Posts filed under “Credit”
This week in encouraging news, we learn that the Securities and Exchange Commission may finally be pursuing one of the prime enablers of the financial crisis — the ratings companies. Previously, it was reported that disclosure violations were on the SEC’s radar, but truth be told, those are minor offenses.
The SEC’s Office of Credit Ratings, a division whose sole purpose is essentially to oversee Moody’s and Standard & Poor’s, seems to be stirring. The Wall Street Journal reported that the “government’s top credit-rating watchdog has kept a low profile since taking the job two years ago to help prevent another financial crisis. That may be about to change…” Multiple cases have reportedly been referred to the SEC’s enforcement division, and new regulations are due.

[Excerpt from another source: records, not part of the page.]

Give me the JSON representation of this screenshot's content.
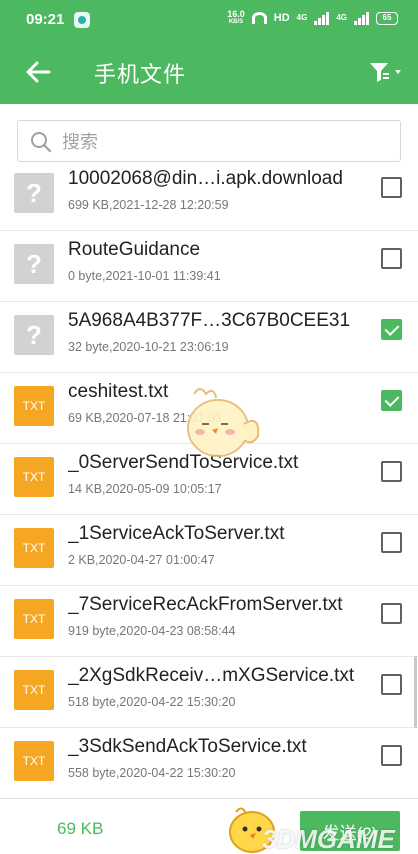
{
  "status_bar": {
    "time": "09:21",
    "net_speed": "16.0",
    "net_speed_unit": "KB/S",
    "hd_label": "HD",
    "signal_1_label": "4G",
    "signal_2_label": "4G",
    "battery": "65"
  },
  "app_bar": {
    "title": "手机文件",
    "back_icon": "arrow-left-icon",
    "filter_icon": "filter-icon"
  },
  "search": {
    "placeholder": "搜索",
    "value": ""
  },
  "files": [
    {
      "name": "10002068@din…i.apk.download",
      "meta": "699 KB,2021-12-28 12:20:59",
      "icon": "?",
      "type": "unknown",
      "checked": false
    },
    {
      "name": "RouteGuidance",
      "meta": "0 byte,2021-10-01 11:39:41",
      "icon": "?",
      "type": "unknown",
      "checked": false
    },
    {
      "name": "5A968A4B377F…3C67B0CEE31",
      "meta": "32 byte,2020-10-21 23:06:19",
      "icon": "?",
      "type": "unknown",
      "checked": true
    },
    {
      "name": "ceshitest.txt",
      "meta": "69 KB,2020-07-18 21:31:03",
      "icon": "TXT",
      "type": "txt",
      "checked": true
    },
    {
      "name": "_0ServerSendToService.txt",
      "meta": "14 KB,2020-05-09 10:05:17",
      "icon": "TXT",
      "type": "txt",
      "checked": false
    },
    {
      "name": "_1ServiceAckToServer.txt",
      "meta": "2 KB,2020-04-27 01:00:47",
      "icon": "TXT",
      "type": "txt",
      "checked": false
    },
    {
      "name": "_7ServiceRecAckFromServer.txt",
      "meta": "919 byte,2020-04-23 08:58:44",
      "icon": "TXT",
      "type": "txt",
      "checked": false
    },
    {
      "name": "_2XgSdkReceiv…mXGService.txt",
      "meta": "518 byte,2020-04-22 15:30:20",
      "icon": "TXT",
      "type": "txt",
      "checked": false
    },
    {
      "name": "_3SdkSendAckToService.txt",
      "meta": "558 byte,2020-04-22 15:30:20",
      "icon": "TXT",
      "type": "txt",
      "checked": false
    }
  ],
  "bottom_bar": {
    "total_size": "69 KB",
    "send_label": "发送(2)"
  },
  "watermark": "3DMGAME",
  "colors": {
    "primary_green": "#4cb860",
    "txt_orange": "#f5a623",
    "unknown_gray": "#d2d2d2"
  }
}
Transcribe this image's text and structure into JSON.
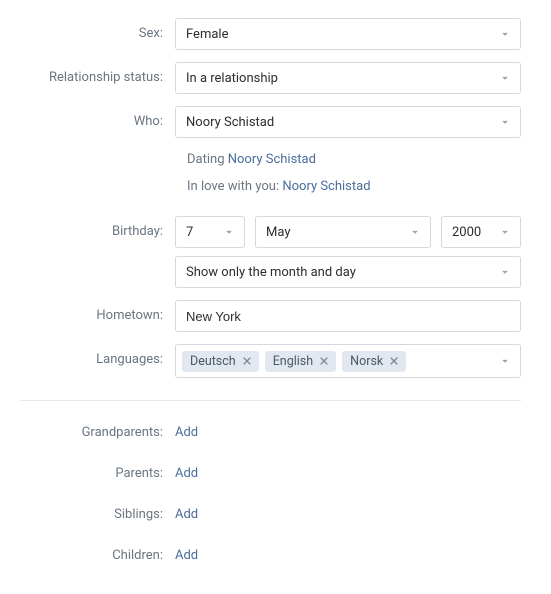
{
  "labels": {
    "sex": "Sex:",
    "relationship": "Relationship status:",
    "who": "Who:",
    "birthday": "Birthday:",
    "hometown": "Hometown:",
    "languages": "Languages:",
    "grandparents": "Grandparents:",
    "parents": "Parents:",
    "siblings": "Siblings:",
    "children": "Children:"
  },
  "values": {
    "sex": "Female",
    "relationship": "In a relationship",
    "who": "Noory Schistad",
    "birthday": {
      "day": "7",
      "month": "May",
      "year": "2000"
    },
    "birthday_visibility": "Show only the month and day",
    "hometown": "New York",
    "languages": [
      "Deutsch",
      "English",
      "Norsk"
    ]
  },
  "sublines": {
    "dating_prefix": "Dating ",
    "dating_name": "Noory Schistad",
    "inlove_prefix": "In love with you: ",
    "inlove_name": "Noory Schistad"
  },
  "relatives": {
    "add_label": "Add"
  }
}
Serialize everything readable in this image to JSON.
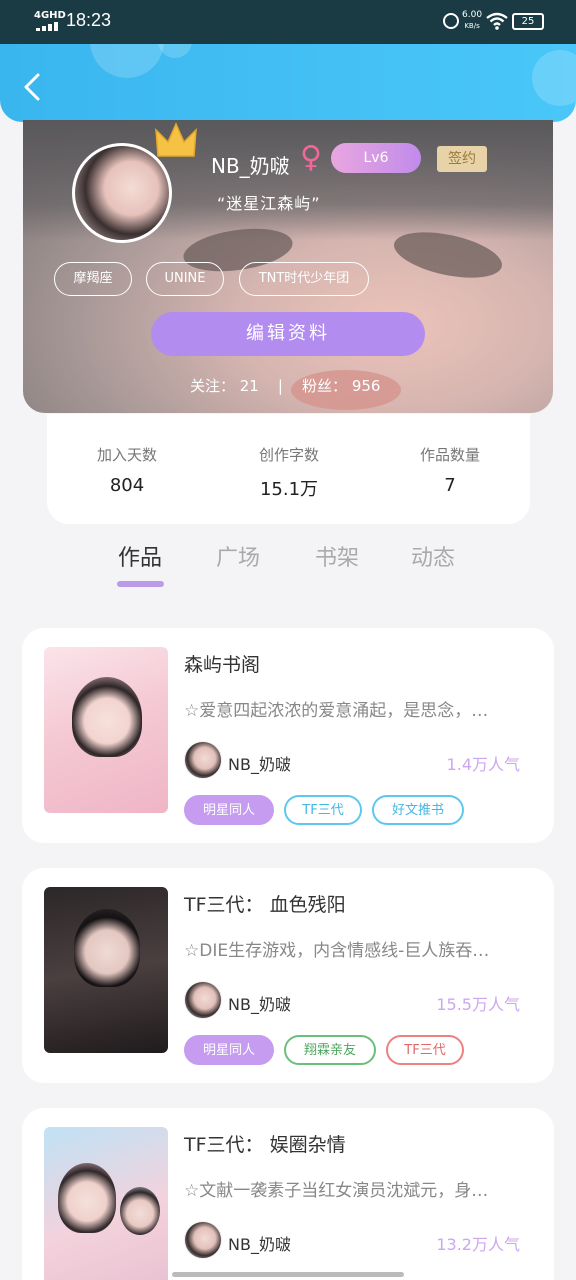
{
  "status_bar": {
    "network": "4GHD",
    "time": "18:23",
    "speed_value": "6.00",
    "speed_unit": "KB/s",
    "battery": "25"
  },
  "header": {
    "back_icon": "chevron-left-icon"
  },
  "profile": {
    "nickname": "NB_奶啵",
    "gender_symbol": "♀",
    "level": "Lv6",
    "sign_badge": "签约",
    "motto": "“迷星江森屿”",
    "tags": [
      "摩羯座",
      "UNINE",
      "TNT时代少年团"
    ],
    "edit_button": "编辑资料",
    "follow_line": "关注： 21    |    粉丝： 956"
  },
  "stats": [
    {
      "label": "加入天数",
      "value": "804"
    },
    {
      "label": "创作字数",
      "value": "15.1万"
    },
    {
      "label": "作品数量",
      "value": "7"
    }
  ],
  "tabs": [
    "作品",
    "广场",
    "书架",
    "动态"
  ],
  "active_tab": "作品",
  "works": [
    {
      "title": "森屿书阁",
      "desc": "☆爱意四起浓浓的爱意涌起，是思念，…",
      "author": "NB_奶啵",
      "popularity": "1.4万人气",
      "tags": [
        {
          "text": "明星同人",
          "style": "purple"
        },
        {
          "text": "TF三代",
          "style": "blue"
        },
        {
          "text": "好文推书",
          "style": "blue"
        }
      ]
    },
    {
      "title": "TF三代： 血色残阳",
      "desc": "☆DIE生存游戏，内含情感线-巨人族吞…",
      "author": "NB_奶啵",
      "popularity": "15.5万人气",
      "tags": [
        {
          "text": "明星同人",
          "style": "purple"
        },
        {
          "text": "翔霖亲友",
          "style": "green"
        },
        {
          "text": "TF三代",
          "style": "red"
        }
      ]
    },
    {
      "title": "TF三代： 娱圈杂情",
      "desc": "☆文献一袭素子当红女演员沈斌元，身…",
      "author": "NB_奶啵",
      "popularity": "13.2万人气",
      "tags": []
    }
  ],
  "colors": {
    "header_blue": "#3ab6ef",
    "accent_purple": "#b38cf0",
    "popularity_purple": "#cca7f0"
  }
}
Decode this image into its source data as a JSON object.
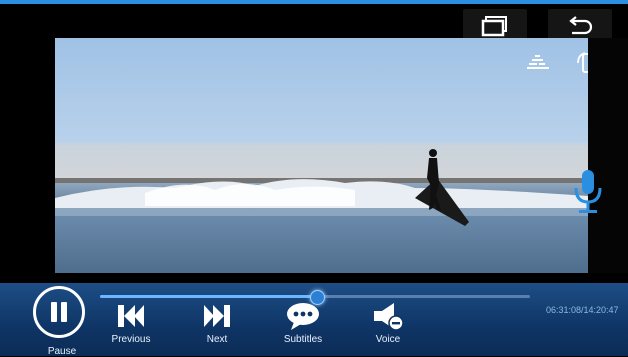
{
  "top_bar": {
    "recent_apps_icon": "recent-apps-icon",
    "back_icon": "back-arrow-icon"
  },
  "video": {
    "overlay_icons": [
      "equalizer-icon",
      "rotate-screen-icon"
    ],
    "mic_icon": "microphone-icon"
  },
  "playback": {
    "time": "06:31:08/14:20:47",
    "progress": 0.505
  },
  "controls": {
    "pause_label": "Pause",
    "previous_label": "Previous",
    "next_label": "Next",
    "subtitles_label": "Subtitles",
    "voice_label": "Voice"
  },
  "colors": {
    "accent": "#2a8fe0",
    "bar_bg": "#0f3566",
    "mic": "#2a8fe0"
  }
}
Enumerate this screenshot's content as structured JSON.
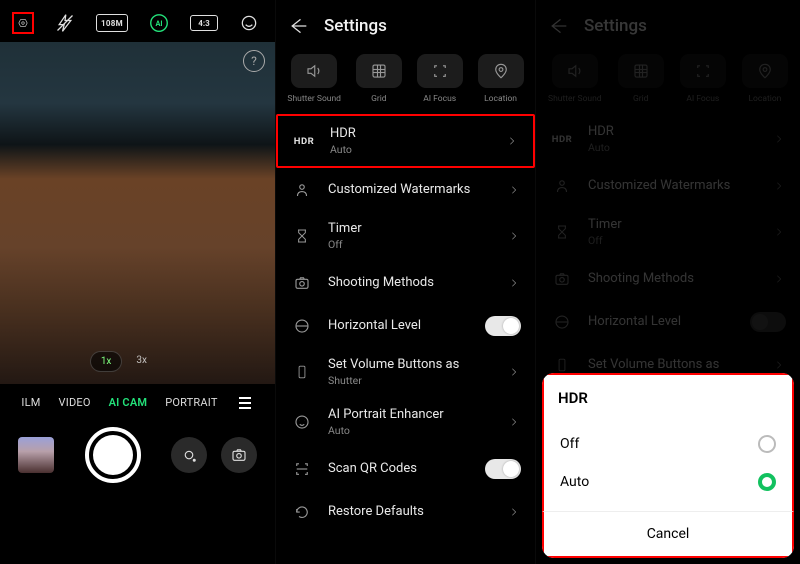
{
  "camera": {
    "zoom": {
      "active": "1x",
      "other": "3x"
    },
    "modes": {
      "film": "ILM",
      "video": "VIDEO",
      "aicam": "AI CAM",
      "portrait": "PORTRAIT"
    },
    "topbar": {
      "res": "108M",
      "ai": "AI",
      "ratio": "4:3"
    }
  },
  "settings2": {
    "title": "Settings",
    "quick": {
      "shutter": "Shutter Sound",
      "grid": "Grid",
      "aifocus": "AI Focus",
      "location": "Location"
    },
    "hdr": {
      "label": "HDR",
      "sub": "Auto",
      "icon": "HDR"
    },
    "watermarks": "Customized Watermarks",
    "timer": {
      "label": "Timer",
      "sub": "Off"
    },
    "shooting": "Shooting Methods",
    "horizlevel": "Horizontal Level",
    "volume": {
      "label": "Set Volume Buttons as",
      "sub": "Shutter"
    },
    "aiportrait": {
      "label": "AI Portrait Enhancer",
      "sub": "Auto"
    },
    "scanqr": "Scan QR Codes",
    "restore": "Restore Defaults"
  },
  "settings3": {
    "title": "Settings",
    "quick": {
      "shutter": "Shutter Sound",
      "grid": "Grid",
      "aifocus": "AI Focus",
      "location": "Location"
    },
    "hdr": {
      "label": "HDR",
      "sub": "Auto",
      "icon": "HDR"
    },
    "watermarks": "Customized Watermarks",
    "timer": {
      "label": "Timer",
      "sub": "Off"
    },
    "shooting": "Shooting Methods",
    "horizlevel": "Horizontal Level",
    "volume": {
      "label": "Set Volume Buttons as"
    }
  },
  "dialog": {
    "title": "HDR",
    "opt_off": "Off",
    "opt_auto": "Auto",
    "cancel": "Cancel"
  }
}
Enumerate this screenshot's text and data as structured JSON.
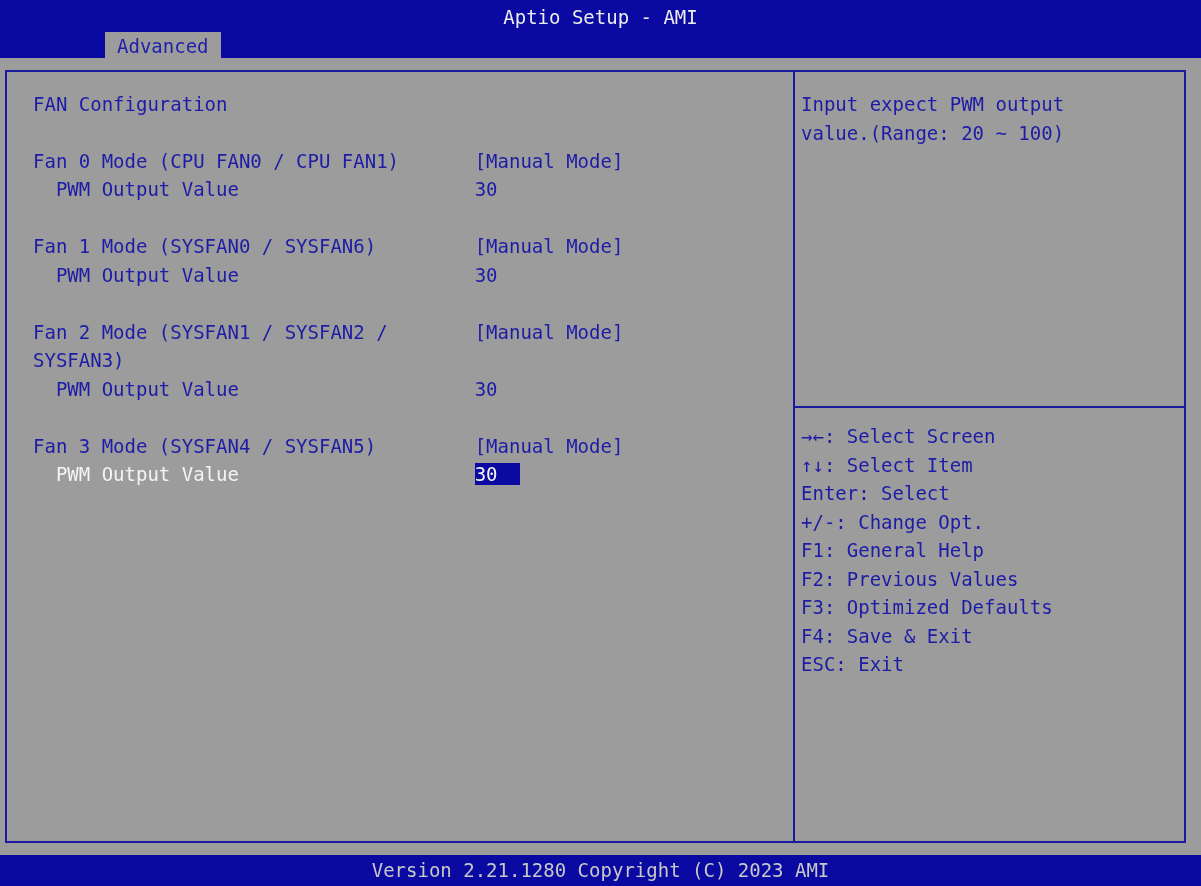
{
  "window": {
    "title": "Aptio Setup - AMI"
  },
  "tabs": [
    {
      "label": "Advanced",
      "selected": true
    }
  ],
  "section_title": "FAN Configuration",
  "groups": [
    {
      "items": [
        {
          "kind": "setting",
          "label": "Fan 0 Mode (CPU FAN0 / CPU FAN1)",
          "value": "[Manual Mode]",
          "selected": false
        },
        {
          "kind": "subitem",
          "label": "PWM Output Value",
          "value": "30",
          "selected": false
        }
      ]
    },
    {
      "items": [
        {
          "kind": "setting",
          "label": "Fan 1 Mode (SYSFAN0 / SYSFAN6)",
          "value": "[Manual Mode]",
          "selected": false
        },
        {
          "kind": "subitem",
          "label": "PWM Output Value",
          "value": "30",
          "selected": false
        }
      ]
    },
    {
      "items": [
        {
          "kind": "setting",
          "label": "Fan 2 Mode (SYSFAN1 / SYSFAN2 / SYSFAN3)",
          "value": "[Manual Mode]",
          "selected": false
        },
        {
          "kind": "subitem",
          "label": "PWM Output Value",
          "value": "30",
          "selected": false
        }
      ]
    },
    {
      "items": [
        {
          "kind": "setting",
          "label": "Fan 3 Mode (SYSFAN4 / SYSFAN5)",
          "value": "[Manual Mode]",
          "selected": false
        },
        {
          "kind": "subitem",
          "label": "PWM Output Value",
          "value": "30",
          "selected": true
        }
      ]
    }
  ],
  "help_text": "Input expect PWM output value.(Range: 20 ~ 100)",
  "key_help": [
    "→←: Select Screen",
    "↑↓: Select Item",
    "Enter: Select",
    "+/-: Change Opt.",
    "F1: General Help",
    "F2: Previous Values",
    "F3: Optimized Defaults",
    "F4: Save & Exit",
    "ESC: Exit"
  ],
  "footer": "Version 2.21.1280 Copyright (C) 2023 AMI"
}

And a welcome change it would be. Of all the players that helped cause the financial crisis, the ratings companies have gotten off scot-free. Banks have had massive fines while many mortgage and derivative underwriters have had their garbage securities put back to them at great cost. Since 2008, there have been 388 mortgage companies that have gone bankrupt. All of that junk paper found its way into AAA-rated securitized products and derivatives. The penalty for Moody’s and S&P has been essentially nil. Fear of so-called reputational damage — the theory that concerns about their good name keeps companies in line — is the latest economic nonsense to be thoroughly debunked by events. Continues here
click for larger version Source: BV, FT This morning we discussed the danger that arises from merely fining banks instead of prosecuting them for violating laws. Since the news cycle is focusing on the potential multibillion-dollar fines for BNP Paribas SA and Bank of America Corp., let’s have a look at the amount of…Read More
Big Banks Started Laundering Massive Sums of Drug Money In the 1980s … And Are Still Doing It Today. It has become mainstream news that at least some of the big banks are laundering staggering sums of drug money. See this, this, this, this, this, this and and this. But you may not know the…Read More
U.S. homeownership falls to the lowest levels in almost 20 years, blared the headlines. Lots of articles explained “Why Your Home is Not a Good Investment” and why Americans think owning a home is better for them than it is. It seems that America’s former love affair with real estate is over. Blame the recency…Read More